In the Works – This is our broad category to indicate the promise has been proposed or is being considered. We move the status to In the Works when Obama makes a formal proposal, as he did with economic stimulus plan, and it could remain at that status until it is ultimately approved or rejected by Congress. For some promises, it's possible that the status could initially go to In the Works, but then move back to Stalled if we decide the proposal has hit a lull, and then go back to the In the Works.

Stalled – We expect a fair number of Obama's promises will stall at some point because of limitations on money or opposition from congressional Republicans. Some may stay stalled and ultimately be rated Promise Broken, but others will probably move back to In the Works.

Promise Broken – There are several ways a promise could earn this rating. Congress might reject the proposal outright through votes in the House or Senate. It's also possible that the proposal could be determined to be dead before an actual vote. It might be referred to a committee but never get a vote, or congressional leaders might announce that the proposal won't be considered.

Compromise – Promises will earn this rating when they accomplish substantially less than Obama's original statement but when there is still a significant accomplishment that is consistent with the goal of his original promise.

Promise Kept – They'll earn this rating when the original promise is mostly or completely fulfilled.

An important point about Obameter ratings: A Promise Broken rating does not necessarily constitute failure or mean that Obama failed to be an advocate for his promises. He could exert tremendous effort to fulfill any given promise but it could still die because of opposition in Congress.
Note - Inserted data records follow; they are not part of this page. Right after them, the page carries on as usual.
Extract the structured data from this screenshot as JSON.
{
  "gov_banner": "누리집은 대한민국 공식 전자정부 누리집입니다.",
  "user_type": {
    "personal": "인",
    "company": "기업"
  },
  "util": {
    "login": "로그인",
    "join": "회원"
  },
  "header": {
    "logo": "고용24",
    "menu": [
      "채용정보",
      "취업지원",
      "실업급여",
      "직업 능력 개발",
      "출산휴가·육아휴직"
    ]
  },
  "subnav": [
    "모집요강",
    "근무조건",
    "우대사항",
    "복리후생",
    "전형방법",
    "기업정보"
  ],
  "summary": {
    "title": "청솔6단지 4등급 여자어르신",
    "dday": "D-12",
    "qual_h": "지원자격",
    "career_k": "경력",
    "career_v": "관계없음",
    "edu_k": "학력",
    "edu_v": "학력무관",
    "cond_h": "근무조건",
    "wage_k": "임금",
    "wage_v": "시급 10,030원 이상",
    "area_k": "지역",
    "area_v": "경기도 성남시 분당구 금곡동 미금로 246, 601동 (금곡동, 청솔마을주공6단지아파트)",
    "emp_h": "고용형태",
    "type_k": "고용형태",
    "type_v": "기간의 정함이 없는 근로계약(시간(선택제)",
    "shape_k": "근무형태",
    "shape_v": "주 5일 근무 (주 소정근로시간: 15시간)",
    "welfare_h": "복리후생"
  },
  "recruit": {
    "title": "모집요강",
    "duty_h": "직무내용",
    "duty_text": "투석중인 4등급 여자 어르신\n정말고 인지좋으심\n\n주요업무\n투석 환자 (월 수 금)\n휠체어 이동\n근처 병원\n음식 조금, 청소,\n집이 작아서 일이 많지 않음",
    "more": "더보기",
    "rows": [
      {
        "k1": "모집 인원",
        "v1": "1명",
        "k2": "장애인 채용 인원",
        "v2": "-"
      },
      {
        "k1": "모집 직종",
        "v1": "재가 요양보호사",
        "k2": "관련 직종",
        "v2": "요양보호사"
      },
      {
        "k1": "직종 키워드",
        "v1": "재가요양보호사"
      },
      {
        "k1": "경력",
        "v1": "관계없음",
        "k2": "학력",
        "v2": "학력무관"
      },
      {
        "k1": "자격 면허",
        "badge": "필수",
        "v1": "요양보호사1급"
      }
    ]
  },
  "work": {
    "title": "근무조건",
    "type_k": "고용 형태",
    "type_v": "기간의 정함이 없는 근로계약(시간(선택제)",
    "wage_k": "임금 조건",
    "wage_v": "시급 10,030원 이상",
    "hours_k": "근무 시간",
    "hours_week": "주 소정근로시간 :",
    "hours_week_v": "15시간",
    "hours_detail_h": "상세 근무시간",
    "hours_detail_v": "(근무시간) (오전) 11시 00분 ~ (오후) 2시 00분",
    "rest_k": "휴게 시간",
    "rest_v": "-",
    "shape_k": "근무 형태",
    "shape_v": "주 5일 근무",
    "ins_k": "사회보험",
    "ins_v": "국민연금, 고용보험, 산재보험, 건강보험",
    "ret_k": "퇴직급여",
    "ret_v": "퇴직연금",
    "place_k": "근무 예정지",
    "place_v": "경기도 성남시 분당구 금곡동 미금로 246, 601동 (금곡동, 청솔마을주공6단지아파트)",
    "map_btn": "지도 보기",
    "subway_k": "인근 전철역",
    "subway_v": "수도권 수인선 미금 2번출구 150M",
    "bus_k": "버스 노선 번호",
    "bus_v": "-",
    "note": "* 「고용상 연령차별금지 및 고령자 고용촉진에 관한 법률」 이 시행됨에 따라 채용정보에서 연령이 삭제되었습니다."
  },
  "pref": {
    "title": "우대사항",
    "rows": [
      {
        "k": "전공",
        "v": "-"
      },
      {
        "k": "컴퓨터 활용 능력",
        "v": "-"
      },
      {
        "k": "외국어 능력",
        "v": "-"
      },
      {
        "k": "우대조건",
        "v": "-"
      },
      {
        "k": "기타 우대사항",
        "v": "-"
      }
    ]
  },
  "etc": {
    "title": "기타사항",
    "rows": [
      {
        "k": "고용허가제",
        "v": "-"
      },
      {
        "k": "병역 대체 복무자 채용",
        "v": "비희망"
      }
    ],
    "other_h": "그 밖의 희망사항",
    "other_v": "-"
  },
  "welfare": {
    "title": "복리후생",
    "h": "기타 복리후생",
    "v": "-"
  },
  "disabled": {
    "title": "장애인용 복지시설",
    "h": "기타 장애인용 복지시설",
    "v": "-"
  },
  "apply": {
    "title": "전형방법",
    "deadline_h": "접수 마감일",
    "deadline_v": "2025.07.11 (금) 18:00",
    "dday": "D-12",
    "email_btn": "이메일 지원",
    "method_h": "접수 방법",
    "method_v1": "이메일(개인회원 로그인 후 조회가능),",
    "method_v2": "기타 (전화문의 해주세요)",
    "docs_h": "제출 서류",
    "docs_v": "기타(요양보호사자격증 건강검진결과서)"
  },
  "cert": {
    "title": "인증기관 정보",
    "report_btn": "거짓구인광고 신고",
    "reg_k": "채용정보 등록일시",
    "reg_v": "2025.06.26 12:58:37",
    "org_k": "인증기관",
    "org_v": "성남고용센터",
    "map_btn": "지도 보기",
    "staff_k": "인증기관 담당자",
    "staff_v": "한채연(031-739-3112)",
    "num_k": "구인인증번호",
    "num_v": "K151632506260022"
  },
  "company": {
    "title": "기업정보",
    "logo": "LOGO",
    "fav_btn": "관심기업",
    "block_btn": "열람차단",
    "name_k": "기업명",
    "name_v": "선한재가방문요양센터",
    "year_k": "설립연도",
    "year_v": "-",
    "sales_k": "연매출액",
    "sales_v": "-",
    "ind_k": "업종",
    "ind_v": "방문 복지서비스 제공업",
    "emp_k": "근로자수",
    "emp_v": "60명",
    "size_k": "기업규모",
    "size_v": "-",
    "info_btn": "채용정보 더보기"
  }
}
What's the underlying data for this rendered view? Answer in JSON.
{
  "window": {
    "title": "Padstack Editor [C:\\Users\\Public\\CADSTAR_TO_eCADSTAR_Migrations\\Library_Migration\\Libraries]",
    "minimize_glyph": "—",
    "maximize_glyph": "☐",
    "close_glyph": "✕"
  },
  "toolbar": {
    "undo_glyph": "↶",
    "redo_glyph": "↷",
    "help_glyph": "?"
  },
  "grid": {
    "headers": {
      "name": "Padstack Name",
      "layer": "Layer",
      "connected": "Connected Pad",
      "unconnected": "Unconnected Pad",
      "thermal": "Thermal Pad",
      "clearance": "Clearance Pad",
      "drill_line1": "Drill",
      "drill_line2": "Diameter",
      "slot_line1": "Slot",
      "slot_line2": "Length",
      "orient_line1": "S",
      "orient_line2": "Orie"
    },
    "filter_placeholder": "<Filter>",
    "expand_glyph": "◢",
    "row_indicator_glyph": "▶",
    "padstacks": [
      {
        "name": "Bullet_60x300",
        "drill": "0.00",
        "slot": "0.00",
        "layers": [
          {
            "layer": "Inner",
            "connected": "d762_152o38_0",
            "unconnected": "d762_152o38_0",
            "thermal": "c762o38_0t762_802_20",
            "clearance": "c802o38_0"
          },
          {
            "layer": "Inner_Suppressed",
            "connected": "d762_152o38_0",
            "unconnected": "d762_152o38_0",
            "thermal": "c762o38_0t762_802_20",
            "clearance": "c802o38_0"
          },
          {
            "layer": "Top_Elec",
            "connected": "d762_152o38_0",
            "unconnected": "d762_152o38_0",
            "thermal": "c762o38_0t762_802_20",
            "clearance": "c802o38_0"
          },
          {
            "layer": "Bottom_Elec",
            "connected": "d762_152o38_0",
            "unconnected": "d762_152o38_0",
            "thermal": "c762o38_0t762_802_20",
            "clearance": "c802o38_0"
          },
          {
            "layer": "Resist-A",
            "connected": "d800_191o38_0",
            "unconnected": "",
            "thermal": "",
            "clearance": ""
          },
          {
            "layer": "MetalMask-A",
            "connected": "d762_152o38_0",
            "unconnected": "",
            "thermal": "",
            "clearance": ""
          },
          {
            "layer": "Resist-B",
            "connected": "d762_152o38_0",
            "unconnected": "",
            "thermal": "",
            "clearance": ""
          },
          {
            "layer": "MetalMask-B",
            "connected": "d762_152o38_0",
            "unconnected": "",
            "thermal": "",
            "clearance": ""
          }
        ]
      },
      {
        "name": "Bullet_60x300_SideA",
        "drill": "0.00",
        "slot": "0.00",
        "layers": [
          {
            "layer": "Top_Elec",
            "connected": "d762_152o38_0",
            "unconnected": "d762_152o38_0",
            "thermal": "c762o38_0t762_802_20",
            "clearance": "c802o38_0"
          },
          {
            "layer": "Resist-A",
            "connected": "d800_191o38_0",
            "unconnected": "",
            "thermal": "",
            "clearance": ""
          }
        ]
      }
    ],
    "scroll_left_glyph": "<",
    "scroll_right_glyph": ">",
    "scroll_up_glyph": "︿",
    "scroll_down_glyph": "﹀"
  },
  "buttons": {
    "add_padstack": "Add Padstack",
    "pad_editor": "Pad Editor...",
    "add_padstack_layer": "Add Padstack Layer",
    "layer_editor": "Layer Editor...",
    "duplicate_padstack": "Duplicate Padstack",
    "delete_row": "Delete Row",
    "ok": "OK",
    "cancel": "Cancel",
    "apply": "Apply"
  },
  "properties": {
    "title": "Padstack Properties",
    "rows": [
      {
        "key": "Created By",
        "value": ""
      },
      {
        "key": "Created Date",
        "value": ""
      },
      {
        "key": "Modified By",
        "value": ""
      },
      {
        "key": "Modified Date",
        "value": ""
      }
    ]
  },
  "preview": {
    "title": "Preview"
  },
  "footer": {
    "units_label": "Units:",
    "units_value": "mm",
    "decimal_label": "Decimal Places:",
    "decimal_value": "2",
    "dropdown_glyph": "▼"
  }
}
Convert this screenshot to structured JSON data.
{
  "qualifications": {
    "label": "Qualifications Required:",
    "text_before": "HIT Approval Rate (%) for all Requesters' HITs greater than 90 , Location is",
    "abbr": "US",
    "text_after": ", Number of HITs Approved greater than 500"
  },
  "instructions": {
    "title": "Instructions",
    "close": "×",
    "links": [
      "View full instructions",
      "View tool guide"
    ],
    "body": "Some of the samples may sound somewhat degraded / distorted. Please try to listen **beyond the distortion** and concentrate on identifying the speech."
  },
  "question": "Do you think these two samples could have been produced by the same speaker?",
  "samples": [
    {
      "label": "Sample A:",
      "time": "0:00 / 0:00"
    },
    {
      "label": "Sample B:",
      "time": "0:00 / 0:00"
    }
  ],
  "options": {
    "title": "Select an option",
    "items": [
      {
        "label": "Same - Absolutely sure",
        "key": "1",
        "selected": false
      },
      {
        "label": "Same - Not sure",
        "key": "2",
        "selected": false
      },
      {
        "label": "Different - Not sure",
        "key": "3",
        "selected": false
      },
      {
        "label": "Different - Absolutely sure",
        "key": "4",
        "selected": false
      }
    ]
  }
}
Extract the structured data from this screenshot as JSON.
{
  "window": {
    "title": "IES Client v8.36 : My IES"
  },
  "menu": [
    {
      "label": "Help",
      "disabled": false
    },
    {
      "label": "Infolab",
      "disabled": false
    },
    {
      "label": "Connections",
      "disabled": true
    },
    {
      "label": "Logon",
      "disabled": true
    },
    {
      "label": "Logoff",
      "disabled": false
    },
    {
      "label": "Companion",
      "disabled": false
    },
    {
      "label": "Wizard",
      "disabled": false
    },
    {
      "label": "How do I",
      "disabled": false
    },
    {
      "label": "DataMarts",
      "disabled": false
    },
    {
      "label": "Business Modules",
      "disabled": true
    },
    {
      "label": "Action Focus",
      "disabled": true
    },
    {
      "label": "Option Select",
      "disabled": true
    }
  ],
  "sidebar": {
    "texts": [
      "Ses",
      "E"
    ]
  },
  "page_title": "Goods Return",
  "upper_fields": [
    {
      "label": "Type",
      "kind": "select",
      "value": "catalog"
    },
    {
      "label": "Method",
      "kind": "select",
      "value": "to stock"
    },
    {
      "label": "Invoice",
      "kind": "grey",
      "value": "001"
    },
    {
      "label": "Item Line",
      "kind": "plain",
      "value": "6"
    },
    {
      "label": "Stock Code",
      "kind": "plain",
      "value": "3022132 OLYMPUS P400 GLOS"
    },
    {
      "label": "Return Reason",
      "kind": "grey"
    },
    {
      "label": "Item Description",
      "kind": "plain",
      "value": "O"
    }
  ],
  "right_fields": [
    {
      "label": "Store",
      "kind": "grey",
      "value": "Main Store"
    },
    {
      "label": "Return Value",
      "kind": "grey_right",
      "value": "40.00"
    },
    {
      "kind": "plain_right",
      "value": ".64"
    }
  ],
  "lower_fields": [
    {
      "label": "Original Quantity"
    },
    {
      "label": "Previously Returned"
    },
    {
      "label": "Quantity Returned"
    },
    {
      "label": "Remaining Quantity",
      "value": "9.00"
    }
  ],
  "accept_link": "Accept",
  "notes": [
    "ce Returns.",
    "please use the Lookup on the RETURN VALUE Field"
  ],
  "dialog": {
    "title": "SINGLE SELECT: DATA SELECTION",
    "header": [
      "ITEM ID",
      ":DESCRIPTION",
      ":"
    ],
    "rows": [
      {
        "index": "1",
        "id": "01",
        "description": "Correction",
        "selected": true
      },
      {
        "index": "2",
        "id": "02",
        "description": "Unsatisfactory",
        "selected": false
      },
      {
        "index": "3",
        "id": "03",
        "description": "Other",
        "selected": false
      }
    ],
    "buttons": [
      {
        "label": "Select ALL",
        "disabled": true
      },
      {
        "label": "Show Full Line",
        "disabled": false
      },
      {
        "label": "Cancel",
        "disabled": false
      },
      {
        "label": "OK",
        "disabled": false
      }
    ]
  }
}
That might be a perfect example of the legislative checks and balances on the executive branch, or the impact of public opinion. A promise that was popular during the campaign could be less popular now because of changes in the economy. But for consistency, we are still rating every promise he made during the campaign. Individually and collectively, our ratings show the progress of Obama's presidency during changing times.

Many promises include a time frame, which gives us an end point to judge whether the promise kept. But many others don't, so we'll revisit the item when we conclude Obama has had a reasonable time to fulfill the promise.

This is a work in progress and we welcome your tips and suggestions. If you think we failed to include a promise he made during the campaign, let us know. If you think we need to update the status of one, tell us why. We simply ask that you be nice about it. Political discussions on the Web too often become mean-spirited. But we welcome constructive criticism and friendly suggestions.